    As something earlier suggested start with a simpler sing like Friend of the Devil. The vocals all start on the downbeat of the chords. Sticking with the Grateful Dead, don't pick a song like Black Peter where there are pauses and vocals might begin in weird places like the 2nd upbeat of a chord.

    In short it's easiest if you start with songs that you know in you're sleep. Then you sing get hung up worrying about what your hands are doing while you're singing.

    Most of all, enjoy what you're doing - warts and all. Enthusiasm is contagious.

    Peace and stay safe,

    Linkslover
     
    xtelesquirex likes this.
  16. teleblastard6

    teleblastard6 TDPRI Member

    Posts:
    83
    Joined:
    Oct 3, 2019
    Location:
    chicago
    When it comes to internalizing lyrics, it helps me to write them out by hand after finding the song online. This helps to cement the words in my mind. After that I keep it for reference 'cause I might forget it later. Playing & singing @ the same time can be hard, & we all struggle with it. That's why so many bands have a rhythm guitar, lead guitar, & vocalist. That's why Hendrix, SRV, etc are truly virtuosos. Anyway- repetition & more repetition.
     
    xtelesquirex likes this.
  17. bcorig

    bcorig Friend of Leo's Silver Supporter

    Posts:
    2,967
    Joined:
    Mar 11, 2018
    Location:
    In the 909
    Investors heard Joe Walsh in multiple interviews say it’s the most difficult thing to learn. In one he said the only way to really learn is do it in front of an audience. These days that doesn’t happen-your advice seems pretty good.
     
  18. bcorig

    bcorig Friend of Leo's Silver Supporter

    Posts:
    2,967
    Joined:
    Mar 11, 2018
    Location:
    In the 909
    I used Friend of the Devil too to master that walk down during the verse and sing the verse was a real achievement for me.
     
  19. jimilee

    jimilee Tele-Afflicted Silver Supporter

    Age:
    50
    Posts:
    1,462
    Joined:
    Dec 19, 2017
    Location:
    Chattanooga
    Trust your hands and focus on your lyrics. You have to separate your brain from your fingers. I fronted a band and played bass for many years. Try singing harmony and playing, that's the tricky part. You got this, just don't overthink it.
     
    teleblastard6 and xtelesquirex like this.
  20. Pineears

    Pineears Tele-Afflicted
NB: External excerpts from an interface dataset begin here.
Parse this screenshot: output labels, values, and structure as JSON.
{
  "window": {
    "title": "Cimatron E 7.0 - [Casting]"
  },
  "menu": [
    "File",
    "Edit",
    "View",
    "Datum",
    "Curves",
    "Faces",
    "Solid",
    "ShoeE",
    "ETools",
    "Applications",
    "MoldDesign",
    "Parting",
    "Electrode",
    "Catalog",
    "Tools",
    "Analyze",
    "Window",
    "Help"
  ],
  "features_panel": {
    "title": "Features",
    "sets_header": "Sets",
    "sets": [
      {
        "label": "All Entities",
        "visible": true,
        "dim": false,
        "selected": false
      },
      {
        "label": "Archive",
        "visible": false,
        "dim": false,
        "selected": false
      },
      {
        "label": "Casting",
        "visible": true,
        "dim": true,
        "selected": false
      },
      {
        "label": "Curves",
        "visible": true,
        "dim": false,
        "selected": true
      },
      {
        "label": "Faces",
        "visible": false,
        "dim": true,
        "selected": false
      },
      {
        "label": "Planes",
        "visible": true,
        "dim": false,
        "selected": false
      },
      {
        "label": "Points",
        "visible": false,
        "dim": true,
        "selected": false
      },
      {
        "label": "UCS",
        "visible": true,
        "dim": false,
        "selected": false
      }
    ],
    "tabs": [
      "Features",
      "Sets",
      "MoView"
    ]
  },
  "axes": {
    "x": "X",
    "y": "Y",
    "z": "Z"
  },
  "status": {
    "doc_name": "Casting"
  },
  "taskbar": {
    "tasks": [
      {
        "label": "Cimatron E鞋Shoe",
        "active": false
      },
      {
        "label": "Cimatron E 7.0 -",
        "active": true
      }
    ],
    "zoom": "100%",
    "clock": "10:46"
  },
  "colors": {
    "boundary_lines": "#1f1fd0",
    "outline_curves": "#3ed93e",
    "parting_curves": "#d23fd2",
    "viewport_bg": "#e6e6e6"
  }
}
    Posts:
    1,622
    Joined:
    Jun 25, 2016
    Location:
    Texas
    I’ve been practicing playing licks, riffs, picking patterns, arpeggios etc. while I’m singing, not just rhythm. For 20 yrs. But I could never do a song with a talking part, until recently I found I can talk and play if I have the words and chord changes in front of me.
     
    xtelesquirex likes this.
IMPORTANT: Treat everyone here with respect, no matter how difficult!
No sex, drug, political, religion or hate discussion permitted here.